Your task |
Looking at the material below, count the lines that contain "team" and answer with the count only.

Dataset: Begin

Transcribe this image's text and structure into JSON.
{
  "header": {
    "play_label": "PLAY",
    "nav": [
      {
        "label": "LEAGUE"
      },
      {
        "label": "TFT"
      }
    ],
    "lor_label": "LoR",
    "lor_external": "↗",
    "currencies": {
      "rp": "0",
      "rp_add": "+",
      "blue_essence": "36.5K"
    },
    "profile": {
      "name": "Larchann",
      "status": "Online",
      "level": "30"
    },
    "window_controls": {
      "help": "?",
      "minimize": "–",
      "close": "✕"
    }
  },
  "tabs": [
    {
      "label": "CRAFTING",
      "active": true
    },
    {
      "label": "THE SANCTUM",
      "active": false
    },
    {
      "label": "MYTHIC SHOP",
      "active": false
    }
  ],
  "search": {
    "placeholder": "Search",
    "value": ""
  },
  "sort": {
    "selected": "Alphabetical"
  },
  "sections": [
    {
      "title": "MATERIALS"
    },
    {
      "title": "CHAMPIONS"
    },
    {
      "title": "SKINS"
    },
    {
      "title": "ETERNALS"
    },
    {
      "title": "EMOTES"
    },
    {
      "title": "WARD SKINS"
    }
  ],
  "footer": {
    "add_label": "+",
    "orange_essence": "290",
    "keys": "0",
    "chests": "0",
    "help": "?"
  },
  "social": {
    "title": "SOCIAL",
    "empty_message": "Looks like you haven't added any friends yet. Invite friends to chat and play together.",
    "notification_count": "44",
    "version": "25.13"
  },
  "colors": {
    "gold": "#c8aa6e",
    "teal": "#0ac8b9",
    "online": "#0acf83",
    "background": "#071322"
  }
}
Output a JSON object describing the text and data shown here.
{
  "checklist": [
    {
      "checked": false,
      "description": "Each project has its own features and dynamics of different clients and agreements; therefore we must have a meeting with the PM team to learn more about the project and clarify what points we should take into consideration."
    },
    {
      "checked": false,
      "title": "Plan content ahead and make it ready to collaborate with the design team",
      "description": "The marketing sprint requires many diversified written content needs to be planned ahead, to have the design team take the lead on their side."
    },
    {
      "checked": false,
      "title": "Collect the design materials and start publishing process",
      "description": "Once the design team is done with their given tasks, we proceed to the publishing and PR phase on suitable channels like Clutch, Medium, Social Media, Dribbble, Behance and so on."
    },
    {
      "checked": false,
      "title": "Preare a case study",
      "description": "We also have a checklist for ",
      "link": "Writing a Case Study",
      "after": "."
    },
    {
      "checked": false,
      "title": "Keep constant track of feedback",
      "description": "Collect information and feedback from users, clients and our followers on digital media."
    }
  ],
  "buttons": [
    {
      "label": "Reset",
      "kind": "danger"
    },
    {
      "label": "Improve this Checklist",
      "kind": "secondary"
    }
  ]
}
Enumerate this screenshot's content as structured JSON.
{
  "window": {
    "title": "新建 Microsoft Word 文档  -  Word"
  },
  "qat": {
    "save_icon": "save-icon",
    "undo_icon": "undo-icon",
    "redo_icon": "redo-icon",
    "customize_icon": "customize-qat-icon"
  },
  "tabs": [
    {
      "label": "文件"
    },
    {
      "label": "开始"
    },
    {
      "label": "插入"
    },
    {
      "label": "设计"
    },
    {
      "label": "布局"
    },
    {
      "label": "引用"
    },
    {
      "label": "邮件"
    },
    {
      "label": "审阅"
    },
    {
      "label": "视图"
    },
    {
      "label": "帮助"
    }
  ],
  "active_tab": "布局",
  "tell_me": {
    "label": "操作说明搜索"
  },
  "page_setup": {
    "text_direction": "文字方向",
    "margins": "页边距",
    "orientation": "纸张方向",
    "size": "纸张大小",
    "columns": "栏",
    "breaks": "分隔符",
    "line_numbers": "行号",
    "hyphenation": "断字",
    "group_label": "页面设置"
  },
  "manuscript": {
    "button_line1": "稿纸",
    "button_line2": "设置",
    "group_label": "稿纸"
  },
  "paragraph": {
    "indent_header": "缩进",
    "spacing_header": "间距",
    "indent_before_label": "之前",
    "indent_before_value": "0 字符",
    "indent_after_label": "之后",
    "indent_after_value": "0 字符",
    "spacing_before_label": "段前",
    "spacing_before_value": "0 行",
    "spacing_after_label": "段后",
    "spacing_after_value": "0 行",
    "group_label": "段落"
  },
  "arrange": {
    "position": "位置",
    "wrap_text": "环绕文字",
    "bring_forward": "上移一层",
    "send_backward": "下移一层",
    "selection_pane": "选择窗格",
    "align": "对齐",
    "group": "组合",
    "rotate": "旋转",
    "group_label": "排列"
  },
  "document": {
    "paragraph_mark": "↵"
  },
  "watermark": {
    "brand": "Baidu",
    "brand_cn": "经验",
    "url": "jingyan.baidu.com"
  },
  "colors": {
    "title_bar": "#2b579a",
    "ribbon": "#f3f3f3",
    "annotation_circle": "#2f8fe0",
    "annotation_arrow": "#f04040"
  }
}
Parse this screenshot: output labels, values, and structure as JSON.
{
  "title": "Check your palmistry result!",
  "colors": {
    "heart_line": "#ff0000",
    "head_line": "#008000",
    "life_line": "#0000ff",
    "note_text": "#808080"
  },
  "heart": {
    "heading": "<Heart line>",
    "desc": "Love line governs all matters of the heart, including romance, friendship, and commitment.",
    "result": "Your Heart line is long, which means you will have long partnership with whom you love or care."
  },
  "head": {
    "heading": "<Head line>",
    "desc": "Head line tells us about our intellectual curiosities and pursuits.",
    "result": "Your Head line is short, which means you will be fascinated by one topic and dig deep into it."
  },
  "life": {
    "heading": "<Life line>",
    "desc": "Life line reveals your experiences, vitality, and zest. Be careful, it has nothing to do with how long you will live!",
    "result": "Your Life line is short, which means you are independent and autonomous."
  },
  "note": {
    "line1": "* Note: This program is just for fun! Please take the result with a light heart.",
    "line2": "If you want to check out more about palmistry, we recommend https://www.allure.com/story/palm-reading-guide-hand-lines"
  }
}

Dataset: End

Task response |
4